TASK DIRECTIONS: Copy the records. Keep every line exactly as it is.

*** Begin section ***

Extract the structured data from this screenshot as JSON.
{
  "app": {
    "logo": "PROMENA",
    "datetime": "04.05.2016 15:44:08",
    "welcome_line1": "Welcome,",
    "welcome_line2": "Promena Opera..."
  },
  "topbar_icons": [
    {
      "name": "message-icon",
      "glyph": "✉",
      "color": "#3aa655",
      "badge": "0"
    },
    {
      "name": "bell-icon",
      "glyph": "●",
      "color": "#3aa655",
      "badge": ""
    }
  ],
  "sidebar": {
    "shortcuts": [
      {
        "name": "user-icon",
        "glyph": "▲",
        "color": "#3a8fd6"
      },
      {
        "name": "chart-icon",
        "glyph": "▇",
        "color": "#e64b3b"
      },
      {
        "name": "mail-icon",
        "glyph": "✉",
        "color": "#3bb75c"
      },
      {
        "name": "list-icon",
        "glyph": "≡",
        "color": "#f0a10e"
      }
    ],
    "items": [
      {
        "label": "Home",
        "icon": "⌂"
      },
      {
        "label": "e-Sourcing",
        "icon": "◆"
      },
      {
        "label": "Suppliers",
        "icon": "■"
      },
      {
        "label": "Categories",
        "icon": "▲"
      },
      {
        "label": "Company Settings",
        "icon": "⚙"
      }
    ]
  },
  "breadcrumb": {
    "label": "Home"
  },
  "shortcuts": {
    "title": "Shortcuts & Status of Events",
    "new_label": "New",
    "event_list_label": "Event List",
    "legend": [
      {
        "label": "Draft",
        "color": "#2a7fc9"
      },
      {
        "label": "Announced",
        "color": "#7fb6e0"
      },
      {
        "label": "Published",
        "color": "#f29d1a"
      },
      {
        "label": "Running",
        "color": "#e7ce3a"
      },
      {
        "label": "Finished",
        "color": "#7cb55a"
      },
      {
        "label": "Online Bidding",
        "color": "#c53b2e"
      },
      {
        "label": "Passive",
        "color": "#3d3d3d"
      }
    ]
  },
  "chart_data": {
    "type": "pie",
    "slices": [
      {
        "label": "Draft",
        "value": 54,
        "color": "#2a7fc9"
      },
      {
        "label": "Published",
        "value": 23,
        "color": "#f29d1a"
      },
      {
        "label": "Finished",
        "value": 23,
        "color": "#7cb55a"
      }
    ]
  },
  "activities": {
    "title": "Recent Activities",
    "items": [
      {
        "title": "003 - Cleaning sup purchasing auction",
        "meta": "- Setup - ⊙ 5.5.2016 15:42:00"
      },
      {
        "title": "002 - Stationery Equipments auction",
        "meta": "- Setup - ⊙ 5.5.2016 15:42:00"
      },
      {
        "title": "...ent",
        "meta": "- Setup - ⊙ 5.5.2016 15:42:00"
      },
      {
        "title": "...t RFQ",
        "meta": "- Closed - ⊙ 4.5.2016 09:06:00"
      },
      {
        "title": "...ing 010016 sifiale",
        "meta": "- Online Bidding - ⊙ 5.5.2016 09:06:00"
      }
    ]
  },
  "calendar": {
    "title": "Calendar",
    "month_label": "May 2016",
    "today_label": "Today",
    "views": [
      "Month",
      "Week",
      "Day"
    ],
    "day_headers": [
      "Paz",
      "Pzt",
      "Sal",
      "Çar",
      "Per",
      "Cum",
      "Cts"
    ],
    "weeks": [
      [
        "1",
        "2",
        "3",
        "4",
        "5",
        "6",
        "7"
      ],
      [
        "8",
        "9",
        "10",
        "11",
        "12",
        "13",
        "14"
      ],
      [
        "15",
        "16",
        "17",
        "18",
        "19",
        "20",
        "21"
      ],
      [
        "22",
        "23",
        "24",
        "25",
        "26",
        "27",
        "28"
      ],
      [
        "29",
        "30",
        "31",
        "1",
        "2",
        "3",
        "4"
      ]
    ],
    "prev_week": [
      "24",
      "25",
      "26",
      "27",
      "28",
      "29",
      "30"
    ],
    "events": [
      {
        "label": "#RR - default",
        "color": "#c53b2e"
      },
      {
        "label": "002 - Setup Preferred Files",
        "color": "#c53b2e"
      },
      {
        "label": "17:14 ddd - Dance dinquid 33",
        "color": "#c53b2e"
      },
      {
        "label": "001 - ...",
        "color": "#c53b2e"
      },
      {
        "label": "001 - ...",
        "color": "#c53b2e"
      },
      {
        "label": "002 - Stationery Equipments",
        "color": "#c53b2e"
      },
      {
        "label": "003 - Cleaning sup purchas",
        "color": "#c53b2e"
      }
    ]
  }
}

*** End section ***

ANSWER BOX:
Extract the structured data from this screenshot as JSON.
{
  "app": {
    "logo": "PROMENA",
    "datetime": "04.05.2016 15:44:08",
    "welcome_line1": "Welcome,",
    "welcome_line2": "Promena Opera..."
  },
  "topbar_icons": [
    {
      "name": "message-icon",
      "glyph": "✉",
      "color": "#3aa655",
      "badge": "0"
    },
    {
      "name": "bell-icon",
      "glyph": "●",
      "color": "#3aa655",
      "badge": ""
    }
  ],
  "sidebar": {
    "shortcuts": [
      {
        "name": "user-icon",
        "glyph": "▲",
        "color": "#3a8fd6"
      },
      {
        "name": "chart-icon",
        "glyph": "▇",
        "color": "#e64b3b"
      },
      {
        "name": "mail-icon",
        "glyph": "✉",
        "color": "#3bb75c"
      },
      {
        "name": "list-icon",
        "glyph": "≡",
        "color": "#f0a10e"
      }
    ],
    "items": [
      {
        "label": "Home",
        "icon": "⌂"
      },
      {
        "label": "e-Sourcing",
        "icon": "◆"
      },
      {
        "label": "Suppliers",
        "icon": "■"
      },
      {
        "label": "Categories",
        "icon": "▲"
      },
      {
        "label": "Company Settings",
        "icon": "⚙"
      }
    ]
  },
  "breadcrumb": {
    "label": "Home"
  },
  "shortcuts": {
    "title": "Shortcuts & Status of Events",
    "new_label": "New",
    "event_list_label": "Event List",
    "legend": [
      {
        "label": "Draft",
        "color": "#2a7fc9"
      },
      {
        "label": "Announced",
        "color": "#7fb6e0"
      },
      {
        "label": "Published",
        "color": "#f29d1a"
      },
      {
        "label": "Running",
        "color": "#e7ce3a"
      },
      {
        "label": "Finished",
        "color": "#7cb55a"
      },
      {
        "label": "Online Bidding",
        "color": "#c53b2e"
      },
      {
        "label": "Passive",
        "color": "#3d3d3d"
      }
    ]
  },
  "chart_data": {
    "type": "pie",
    "slices": [
      {
        "label": "Draft",
        "value": 54,
        "color": "#2a7fc9"
      },
      {
        "label": "Published",
        "value": 23,
        "color": "#f29d1a"
      },
      {
        "label": "Finished",
        "value": 23,
        "color": "#7cb55a"
      }
    ]
  },
  "activities": {
    "title": "Recent Activities",
    "items": [
      {
        "title": "003 - Cleaning sup purchasing auction",
        "meta": "- Setup - ⊙ 5.5.2016 15:42:00"
      },
      {
        "title": "002 - Stationery Equipments auction",
        "meta": "- Setup - ⊙ 5.5.2016 15:42:00"
      },
      {
        "title": "...ent",
        "meta": "- Setup - ⊙ 5.5.2016 15:42:00"
      },
      {
        "title": "...t RFQ",
        "meta": "- Closed - ⊙ 4.5.2016 09:06:00"
      },
      {
        "title": "...ing 010016 sifiale",
        "meta": "- Online Bidding - ⊙ 5.5.2016 09:06:00"
      }
    ]
  },
  "calendar": {
    "title": "Calendar",
    "month_label": "May 2016",
    "today_label": "Today",
    "views": [
      "Month",
      "Week",
      "Day"
    ],
    "day_headers": [
      "Paz",
      "Pzt",
      "Sal",
      "Çar",
      "Per",
      "Cum",
      "Cts"
    ],
    "weeks": [
      [
        "1",
        "2",
        "3",
        "4",
        "5",
        "6",
        "7"
      ],
      [
        "8",
        "9",
        "10",
        "11",
        "12",
        "13",
        "14"
      ],
      [
        "15",
        "16",
        "17",
        "18",
        "19",
        "20",
        "21"
      ],
      [
        "22",
        "23",
        "24",
        "25",
        "26",
        "27",
        "28"
      ],
      [
        "29",
        "30",
        "31",
        "1",
        "2",
        "3",
        "4"
      ]
    ],
    "prev_week": [
      "24",
      "25",
      "26",
      "27",
      "28",
      "29",
      "30"
    ],
    "events": [
      {
        "label": "#RR - default",
        "color": "#c53b2e"
      },
      {
        "label": "002 - Setup Preferred Files",
        "color": "#c53b2e"
      },
      {
        "label": "17:14 ddd - Dance dinquid 33",
        "color": "#c53b2e"
      },
      {
        "label": "001 - ...",
        "color": "#c53b2e"
      },
      {
        "label": "001 - ...",
        "color": "#c53b2e"
      },
      {
        "label": "002 - Stationery Equipments",
        "color": "#c53b2e"
      },
      {
        "label": "003 - Cleaning sup purchas",
        "color": "#c53b2e"
      }
    ]
  }
}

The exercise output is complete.